News 88.9 KNPR
Classical 89.7 KCNV
NV89 Discover Music
'Jazz'

an member station

Classical
Deceptive Cadence

Anna Netrebko's Mournful 'Mamma Morta'

489526817_62629976.jpg

Soprano Anna Netrebko's new album, <em>Verismo</em>, is out Sept. 2.
Harald Hoffmann, Deutsche Grammophon
Soprano Anna Netrebko's new album, Verismo, is out Sept. 2.

"They killed my mother in the doorway." How's that for an opening line?

We're talking opera — specifically, the aria "La mamma morta" from Umberto Giordano's 1896 French Revolution thriller Andrea Chénier. The soprano is Anna Netrebko.

Opera geeks are always charged with excitement, and a little anxiety, when a favorite singer releases a new album. (Has her voice changed? How will it fit the repertoire?) Netrebko, arguably today's most touted soprano, is about to issue a new album, Verismo — and we've got a sneak peek.

As her plush voice has added darker, richer colors over the past few years, Netrebko, now 44, has been exploring lower registers and weightier roles both on record and onstage. The album's title, Verismo, refers to the turn-of-the-20th century style of opera that focuses on surging emotions and physical violence in the lives of common people.

"La mamma morta" finds the heroine, Maddalena, in crisis. She's a member of the aristocracy trying to save her lover, the poet Chénier, who has been arrested as a counterrevolutionary. When Netrebko sings, "I was alone and surrounded by nothingness!" (Così fui sola! E intorno il nulla!), her velvety, aubergine-colored voice smolders in genuine verismo emotion.

Support comes from

The aria got a boost in popularity from the 1993 Jonathan Demme film Philadelphia, in which Tom Hanks (who won an Oscar for his performance) plays the Maria Callas recording for Denzel Washington. Netrebko's new album is dominated by many of the same arias Callas recorded on her own early albums.

Verismo will be released Sept. 2 on Deutsche Grammophon.

Copyright 2016 NPR. To see more, visit http://www.npr.org/.

Our journalism speaks for itself, and we answer only to you. That’s thanks to the 11,000 members of Nevada Public Radio. Each of them made a small commitment and became members of Nevada Public Radio. They didn’t have to — but because they did, you are here now.
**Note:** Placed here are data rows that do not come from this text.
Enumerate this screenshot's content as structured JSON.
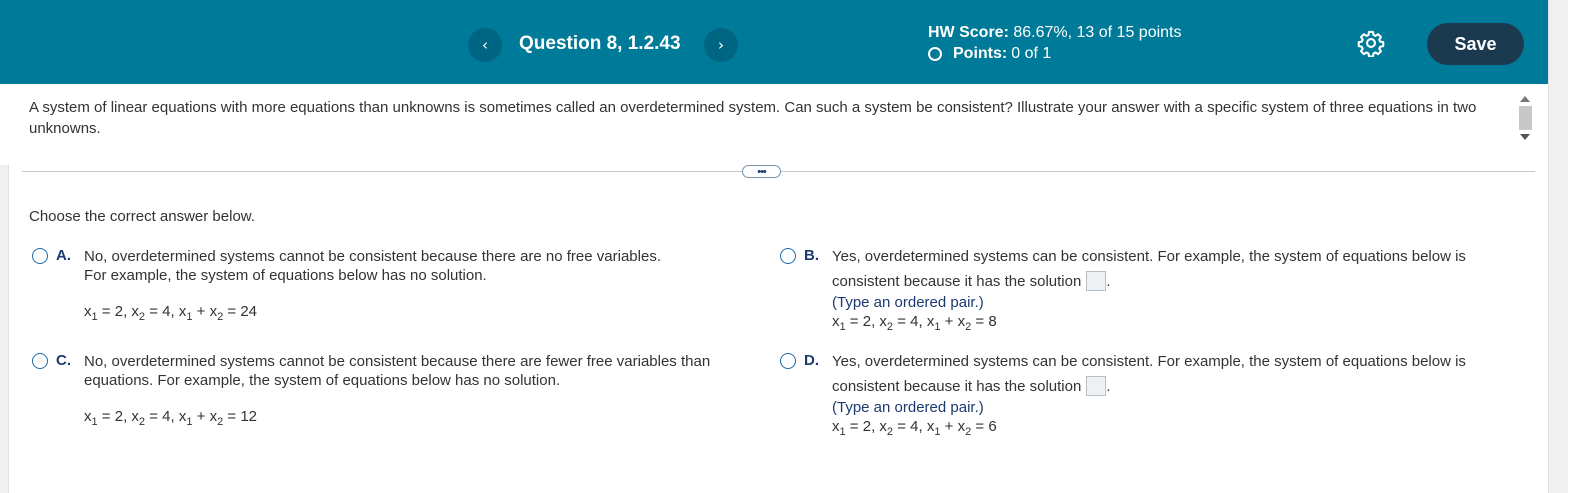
{
  "header": {
    "question_title": "Question 8, 1.2.43",
    "prev_icon": "‹",
    "next_icon": "›",
    "hw_score_label": "HW Score:",
    "hw_score_value": "86.67%, 13 of 15 points",
    "points_label": "Points:",
    "points_value": "0 of 1",
    "save_label": "Save",
    "settings_icon": "gear-icon",
    "accent_color": "#007a99"
  },
  "question": {
    "text": "A system of linear equations with more equations than unknowns is sometimes called an overdetermined system. Can such a system be consistent? Illustrate your answer with a specific system of three equations in two unknowns.",
    "prompt": "Choose the correct answer below.",
    "expand_label": "•••"
  },
  "options": {
    "a": {
      "letter": "A.",
      "line1": "No, overdetermined systems cannot be consistent because there are no free variables.",
      "line2": "For example, the system of equations below has no solution.",
      "eq": {
        "v1": "2",
        "v2": "4",
        "v3": "24"
      }
    },
    "b": {
      "letter": "B.",
      "line1": "Yes, overdetermined systems can be consistent. For example, the system of equations below is",
      "line2": "consistent because it has the solution",
      "hint": "(Type an ordered pair.)",
      "eq": {
        "v1": "2",
        "v2": "4",
        "v3": "8"
      }
    },
    "c": {
      "letter": "C.",
      "line1": "No, overdetermined systems cannot be consistent because there are fewer free variables than",
      "line2": "equations. For example, the system of equations below has no solution.",
      "eq": {
        "v1": "2",
        "v2": "4",
        "v3": "12"
      }
    },
    "d": {
      "letter": "D.",
      "line1": "Yes, overdetermined systems can be consistent. For example, the system of equations below is",
      "line2": "consistent because it has the solution",
      "hint": "(Type an ordered pair.)",
      "eq": {
        "v1": "2",
        "v2": "4",
        "v3": "6"
      }
    }
  }
}
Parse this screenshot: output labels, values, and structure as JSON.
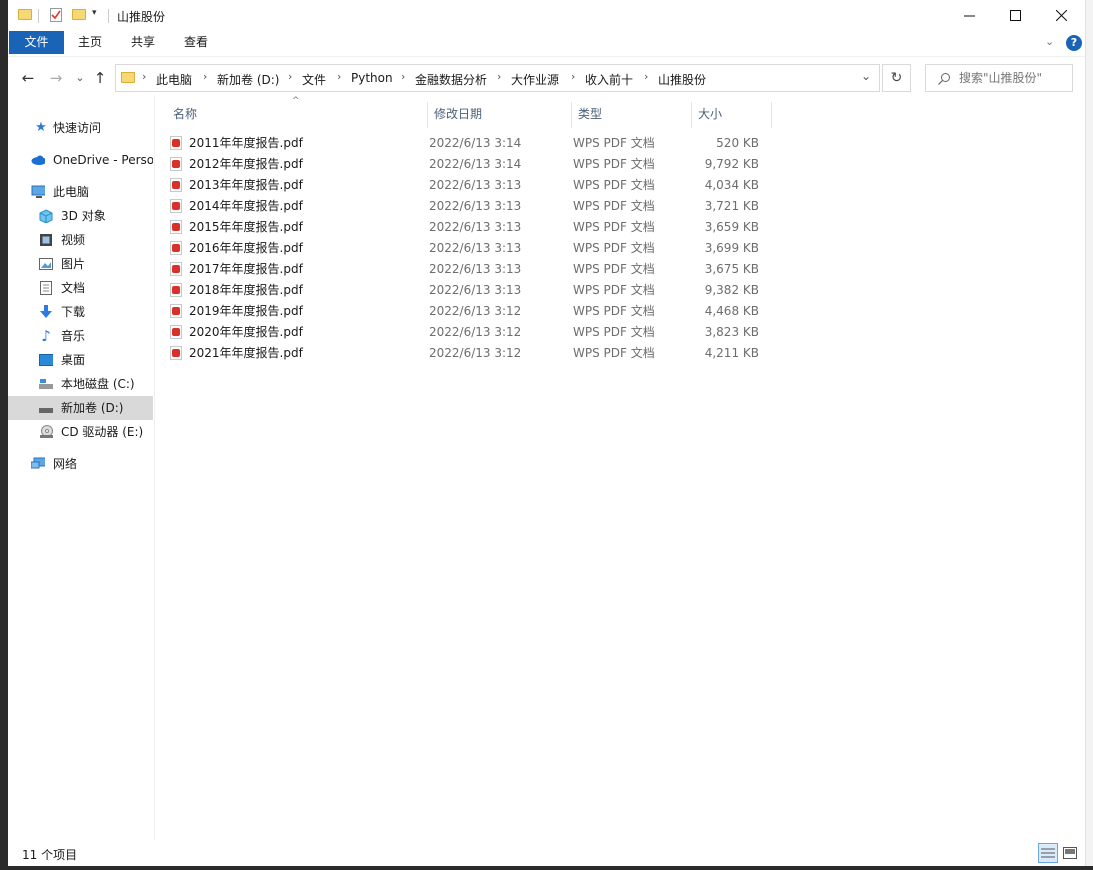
{
  "window": {
    "title": "山推股份"
  },
  "ribbon": {
    "tabs": [
      "文件",
      "主页",
      "共享",
      "查看"
    ]
  },
  "nav": {
    "back": "←",
    "forward": "→",
    "recent": "⌄",
    "up": "↑",
    "breadcrumbs": [
      "此电脑",
      "新加卷 (D:)",
      "文件",
      "Python",
      "金融数据分析",
      "大作业源",
      "收入前十",
      "山推股份"
    ],
    "search_placeholder": "搜索\"山推股份\""
  },
  "sidebar": {
    "items": [
      {
        "label": "快速访问",
        "icon": "star-icon"
      },
      {
        "label": "OneDrive - Perso",
        "icon": "cloud-icon"
      },
      {
        "label": "此电脑",
        "icon": "computer-icon"
      },
      {
        "label": "3D 对象",
        "icon": "cube-icon"
      },
      {
        "label": "视频",
        "icon": "video-icon"
      },
      {
        "label": "图片",
        "icon": "picture-icon"
      },
      {
        "label": "文档",
        "icon": "document-icon"
      },
      {
        "label": "下载",
        "icon": "download-icon"
      },
      {
        "label": "音乐",
        "icon": "music-icon"
      },
      {
        "label": "桌面",
        "icon": "desktop-icon"
      },
      {
        "label": "本地磁盘 (C:)",
        "icon": "drive-icon"
      },
      {
        "label": "新加卷 (D:)",
        "icon": "drive-icon"
      },
      {
        "label": "CD 驱动器 (E:)",
        "icon": "cd-icon"
      },
      {
        "label": "网络",
        "icon": "network-icon"
      }
    ]
  },
  "columns": {
    "name": "名称",
    "date": "修改日期",
    "type": "类型",
    "size": "大小"
  },
  "files": [
    {
      "name": "2011年年度报告.pdf",
      "date": "2022/6/13 3:14",
      "type": "WPS PDF 文档",
      "size": "520 KB"
    },
    {
      "name": "2012年年度报告.pdf",
      "date": "2022/6/13 3:14",
      "type": "WPS PDF 文档",
      "size": "9,792 KB"
    },
    {
      "name": "2013年年度报告.pdf",
      "date": "2022/6/13 3:13",
      "type": "WPS PDF 文档",
      "size": "4,034 KB"
    },
    {
      "name": "2014年年度报告.pdf",
      "date": "2022/6/13 3:13",
      "type": "WPS PDF 文档",
      "size": "3,721 KB"
    },
    {
      "name": "2015年年度报告.pdf",
      "date": "2022/6/13 3:13",
      "type": "WPS PDF 文档",
      "size": "3,659 KB"
    },
    {
      "name": "2016年年度报告.pdf",
      "date": "2022/6/13 3:13",
      "type": "WPS PDF 文档",
      "size": "3,699 KB"
    },
    {
      "name": "2017年年度报告.pdf",
      "date": "2022/6/13 3:13",
      "type": "WPS PDF 文档",
      "size": "3,675 KB"
    },
    {
      "name": "2018年年度报告.pdf",
      "date": "2022/6/13 3:13",
      "type": "WPS PDF 文档",
      "size": "9,382 KB"
    },
    {
      "name": "2019年年度报告.pdf",
      "date": "2022/6/13 3:12",
      "type": "WPS PDF 文档",
      "size": "4,468 KB"
    },
    {
      "name": "2020年年度报告.pdf",
      "date": "2022/6/13 3:12",
      "type": "WPS PDF 文档",
      "size": "3,823 KB"
    },
    {
      "name": "2021年年度报告.pdf",
      "date": "2022/6/13 3:12",
      "type": "WPS PDF 文档",
      "size": "4,211 KB"
    }
  ],
  "status": {
    "count": "11 个项目"
  },
  "colors": {
    "accent": "#1a64b8",
    "selected": "#d9d9d9",
    "header_text": "#4c6079",
    "pdf_red": "#d9302a"
  }
}
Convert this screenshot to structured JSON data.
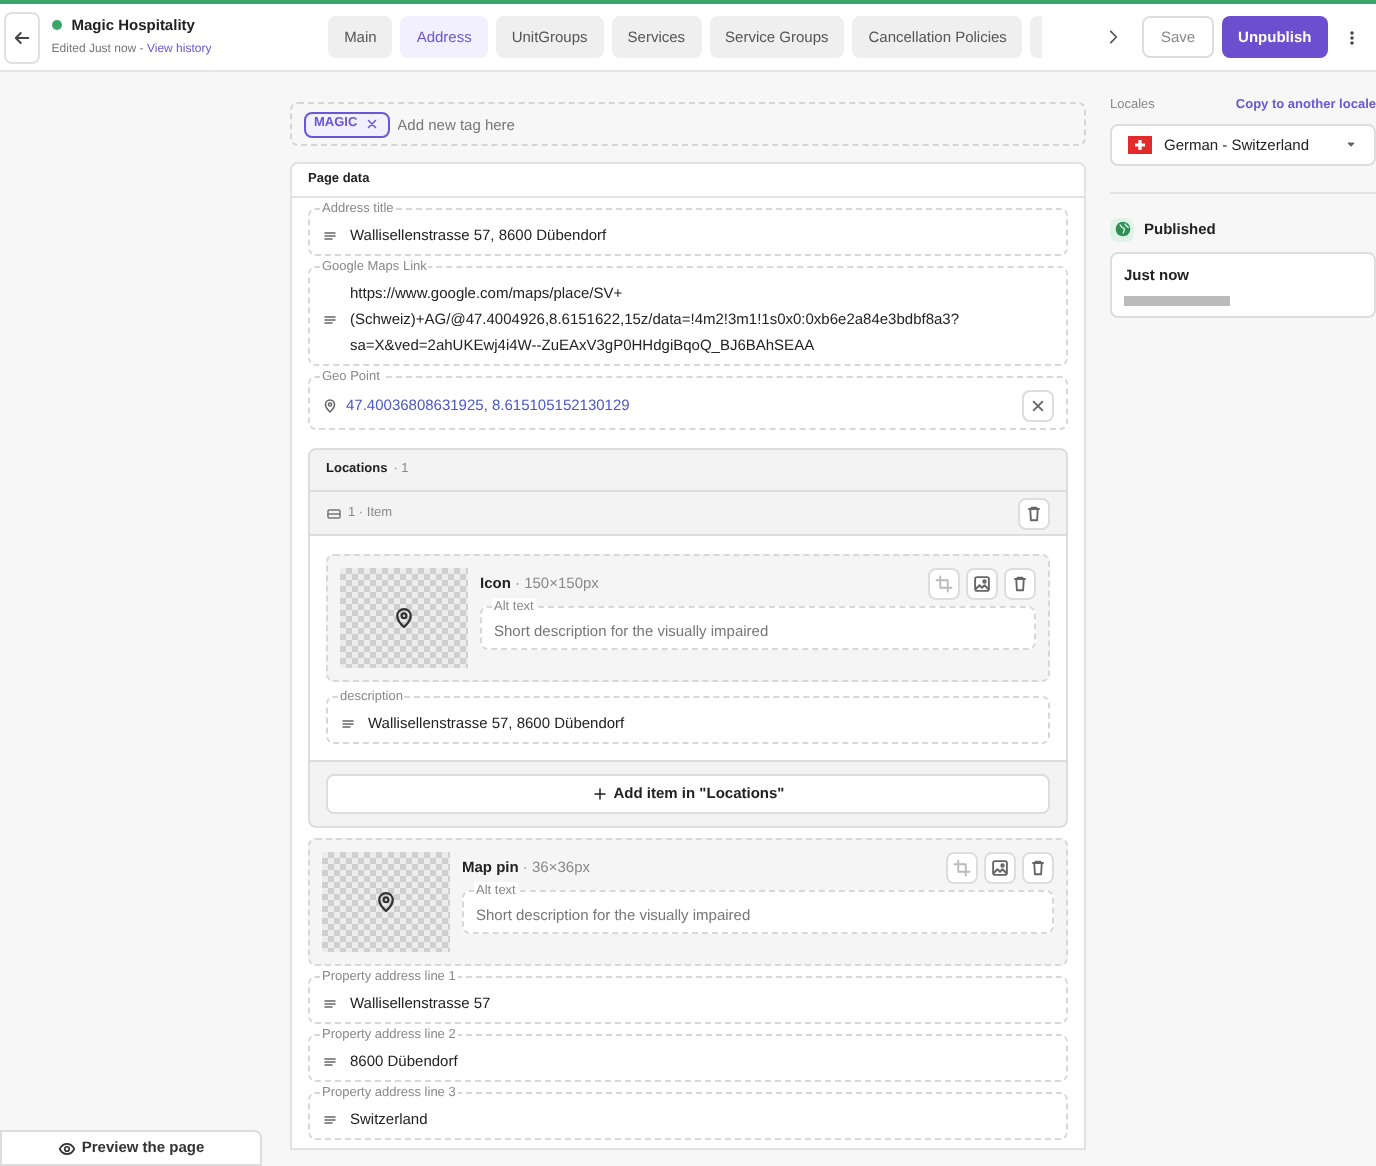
{
  "header": {
    "title": "Magic Hospitality",
    "online": true,
    "edited": "Edited Just now - ",
    "history_link": "View history"
  },
  "tabs": [
    {
      "label": "Main",
      "selected": false
    },
    {
      "label": "Address",
      "selected": true
    },
    {
      "label": "UnitGroups",
      "selected": false
    },
    {
      "label": "Services",
      "selected": false
    },
    {
      "label": "Service Groups",
      "selected": false
    },
    {
      "label": "Cancellation Policies",
      "selected": false
    }
  ],
  "actions": {
    "save": "Save",
    "unpublish": "Unpublish"
  },
  "tags": [
    {
      "label": "MAGIC"
    }
  ],
  "tag_input": {
    "placeholder": "Add new tag here"
  },
  "page_data": {
    "title": "Page data",
    "fields": [
      {
        "kind": "text",
        "label": "Address title",
        "value": "Wallisellenstrasse 57, 8600 Dübendorf"
      },
      {
        "kind": "text",
        "label": "Google Maps Link",
        "value": "https://www.google.com/maps/place/SV+(Schweiz)+AG/@47.4004926,8.6151622,15z/data=!4m2!3m1!1s0x0:0xb6e2a84e3bdbf8a3?sa=X&ved=2ahUKEwj4i4W--ZuEAxV3gP0HHdgiBqoQ_BJ6BAhSEAA"
      },
      {
        "kind": "geo",
        "label": "Geo Point",
        "value": "47.40036808631925, 8.615105152130129"
      },
      {
        "kind": "repeater",
        "label": "Locations",
        "count": "· 1",
        "add_label": "Add item in \"Locations\"",
        "items": [
          {
            "label": "1 · Item",
            "fields": [
              {
                "kind": "image",
                "label": "Icon",
                "size": "· 150×150px",
                "alt_label": "Alt text",
                "alt_placeholder": "Short description for the visually impaired"
              },
              {
                "kind": "text",
                "label": "description",
                "value": "Wallisellenstrasse 57, 8600 Dübendorf"
              }
            ]
          }
        ]
      },
      {
        "kind": "image",
        "label": "Map pin",
        "size": "· 36×36px",
        "alt_label": "Alt text",
        "alt_placeholder": "Short description for the visually impaired"
      },
      {
        "kind": "text",
        "label": "Property address line 1",
        "value": "Wallisellenstrasse 57"
      },
      {
        "kind": "text",
        "label": "Property address line 2",
        "value": "8600 Dübendorf"
      },
      {
        "kind": "text",
        "label": "Property address line 3",
        "value": "Switzerland"
      }
    ]
  },
  "sidebar": {
    "locales_label": "Locales",
    "copy_link": "Copy to another locale",
    "locale": "German - Switzerland",
    "status": "Published",
    "published_time": "Just now"
  },
  "preview_button": "Preview the page"
}
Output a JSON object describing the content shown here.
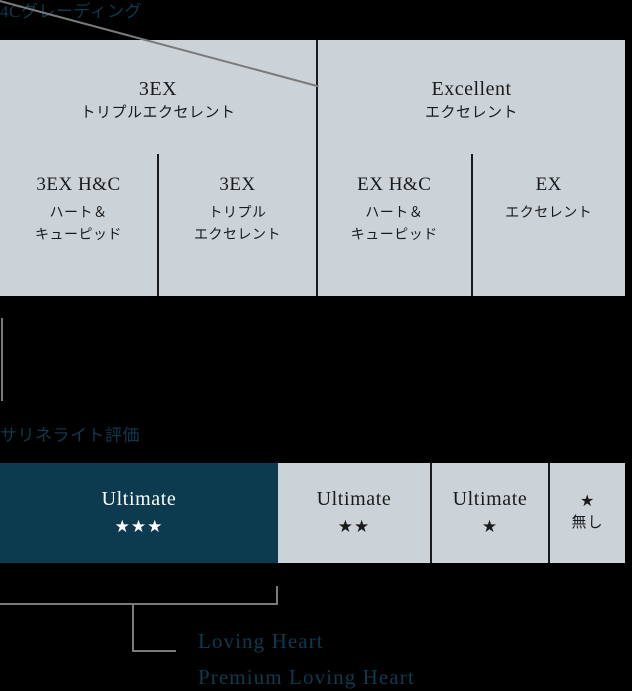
{
  "sections": {
    "grading": {
      "heading": "4Cグレーディング",
      "groups": [
        {
          "en": "3EX",
          "jp": "トリプルエクセレント",
          "cells": [
            {
              "en": "3EX H&C",
              "jp_line1": "ハート＆",
              "jp_line2": "キューピッド"
            },
            {
              "en": "3EX",
              "jp_line1": "トリプル",
              "jp_line2": "エクセレント"
            }
          ]
        },
        {
          "en": "Excellent",
          "jp": "エクセレント",
          "cells": [
            {
              "en": "EX H&C",
              "jp_line1": "ハート＆",
              "jp_line2": "キューピッド"
            },
            {
              "en": "EX",
              "jp_line1": "エクセレント",
              "jp_line2": ""
            }
          ]
        }
      ]
    },
    "sarine": {
      "heading": "サリネライト評価",
      "ratings": [
        {
          "label": "Ultimate",
          "stars": "★★★",
          "highlight": true
        },
        {
          "label": "Ultimate",
          "stars": "★★",
          "highlight": false
        },
        {
          "label": "Ultimate",
          "stars": "★",
          "highlight": false
        },
        {
          "label": "★",
          "stars": "無し",
          "highlight": false
        }
      ]
    },
    "products": {
      "loving_heart": "Loving Heart",
      "premium_loving_heart": "Premium Loving Heart"
    }
  },
  "colors": {
    "accent_teal": "#0d3a4f",
    "panel_gray": "#ccd3d8",
    "line_gray": "#7a7a7a",
    "background": "#000000"
  }
}
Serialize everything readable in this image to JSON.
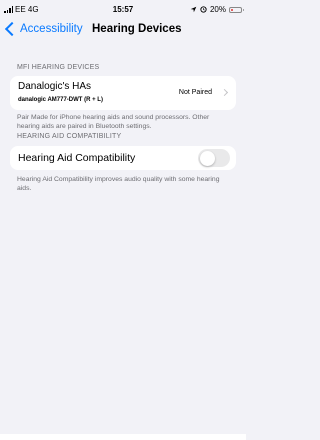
{
  "status_bar": {
    "carrier": "EE 4G",
    "time": "15:57",
    "battery_percent": "20%",
    "battery_level": 0.2,
    "battery_color": "#e0322d",
    "icons": [
      "signal-icon",
      "location-icon",
      "alarm-icon",
      "battery-icon"
    ]
  },
  "nav": {
    "back_label": "Accessibility",
    "title": "Hearing Devices",
    "accent_color": "#0a7aff"
  },
  "mfi": {
    "header": "MFI HEARING DEVICES",
    "device_name": "Danalogic's HAs",
    "device_model": "danalogic AM777-DWT (R + L)",
    "device_status": "Not Paired",
    "footer": "Pair Made for iPhone hearing aids and sound processors. Other hearing aids are paired in Bluetooth settings."
  },
  "hac": {
    "header": "HEARING AID COMPATIBILITY",
    "label": "Hearing Aid Compatibility",
    "enabled": false,
    "footer": "Hearing Aid Compatibility improves audio quality with some hearing aids."
  }
}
So we extend a hand and say, “Come join us!”

More Stories

Maria Callas takes a curtain call in Gluck's <em>Iphigénie en Tauride</em>, at La Scala in Milan, Italy, in 1958.
Classical
Deceptive Cadence